With the memorial and tower complete, I loaded up some b&w film and captured the images you see above. Below is an account of my experience.
Still several blocks from ground zero, I asked my driver to go ahead and let me out, giving me some time to think and approach the site at my own pace. After several hundred yards and even more steps I found myself in a courtyard, complete with official "9/11 Memorial" signs directing visitors towards restrooms or ticket offices for the museum. It all seemed so civil yet here I was, 14yrs after that September morning in high school, after my time in the Marines, after a tour in Iraq, post college and marriage. "I have a new life now," I thought. But finally standing there and considering it all, it seemed of little consolation. I suddenly felt small again, hurt, vulnerable, like the blow had just been struck.
I continued circling the place where each tower had once stood, touching the names now cut into it's metal perimeter, trying to grasp what each person must have felt on that day. Below the names cascaded sheets of water down black granite, towards and infinitely deep void, a place where the destination cannot be seen no matter the angle. And so it is well that it cannot be seen - the beyond, the separation between this life and the next, where it ends or begins. Though we know they are not gone forever, we know something is missing, that they the lost are no longer here with us as they once were.
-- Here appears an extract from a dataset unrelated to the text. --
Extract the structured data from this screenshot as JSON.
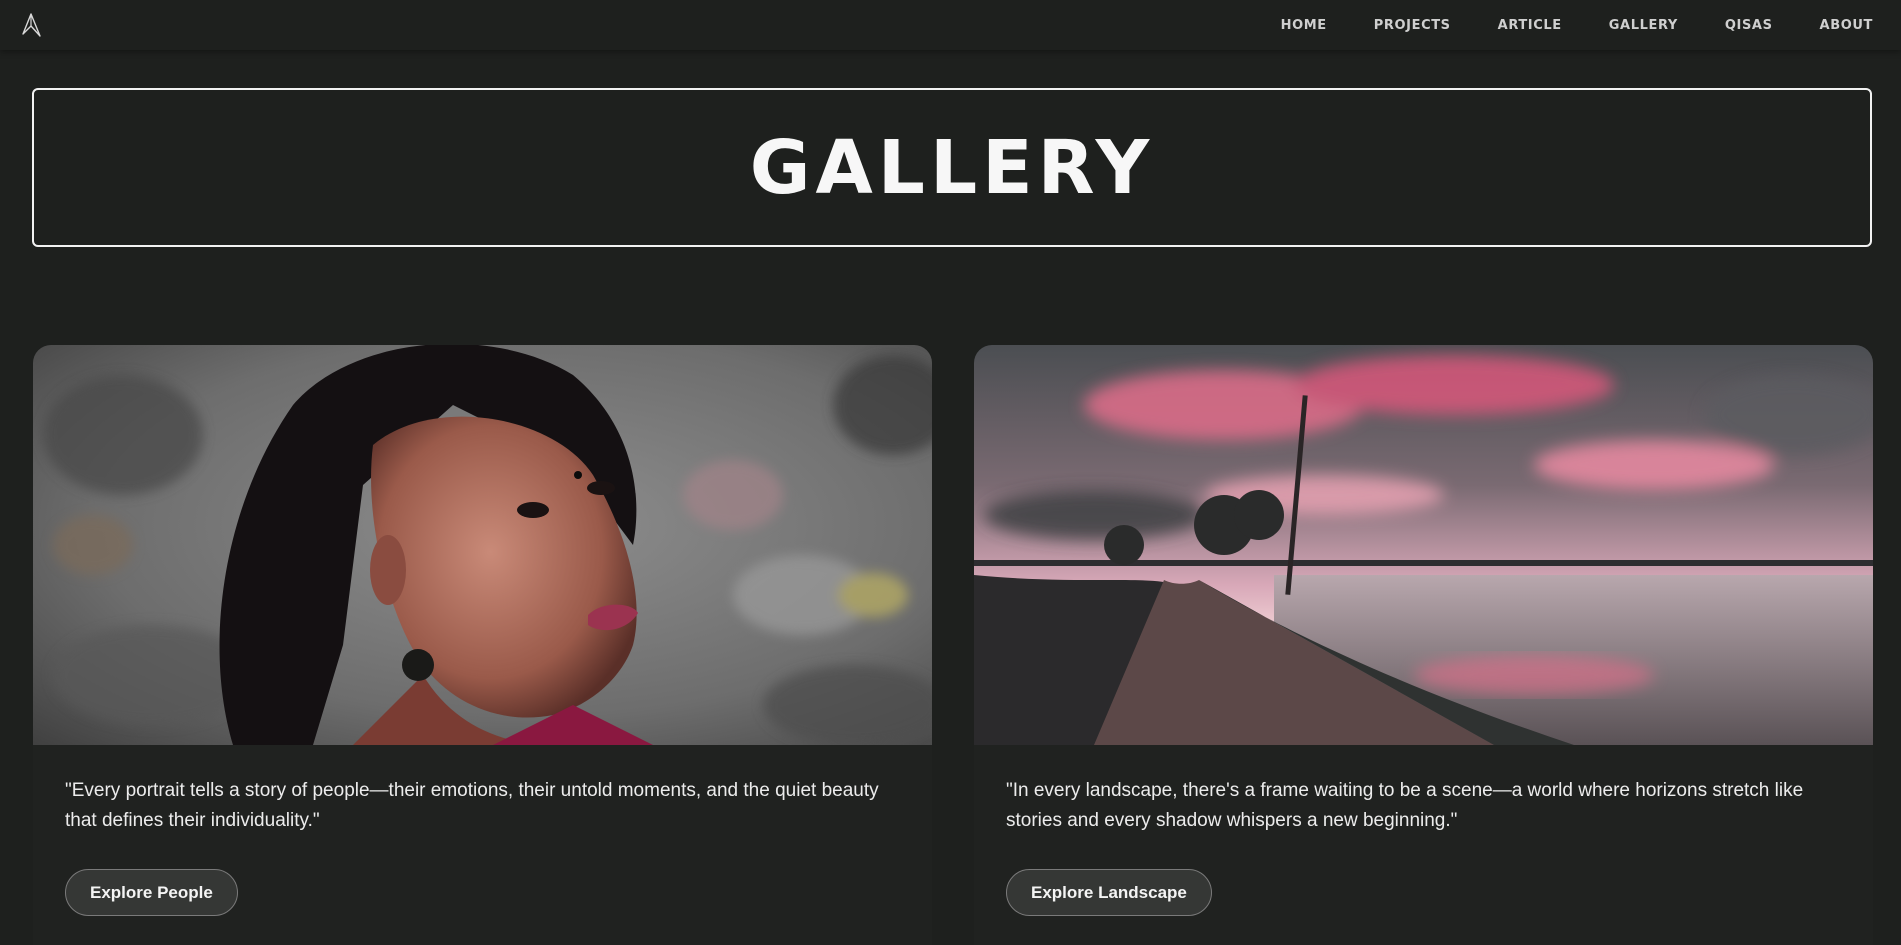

I've seen memorials all over the world - marking sites of battle, commemorating those who gave their lives for a cause, for a country, for an idea. But this, the 9/11 memorial was different. It did not seek to console, to offer some false sense of hope or shy away from the horror of that day. It is fully terrible, heartbreaking, a reminder of what is so easily forgotten and rarely considered: that this life, our time on earth is something sacred, something we should not take lightly.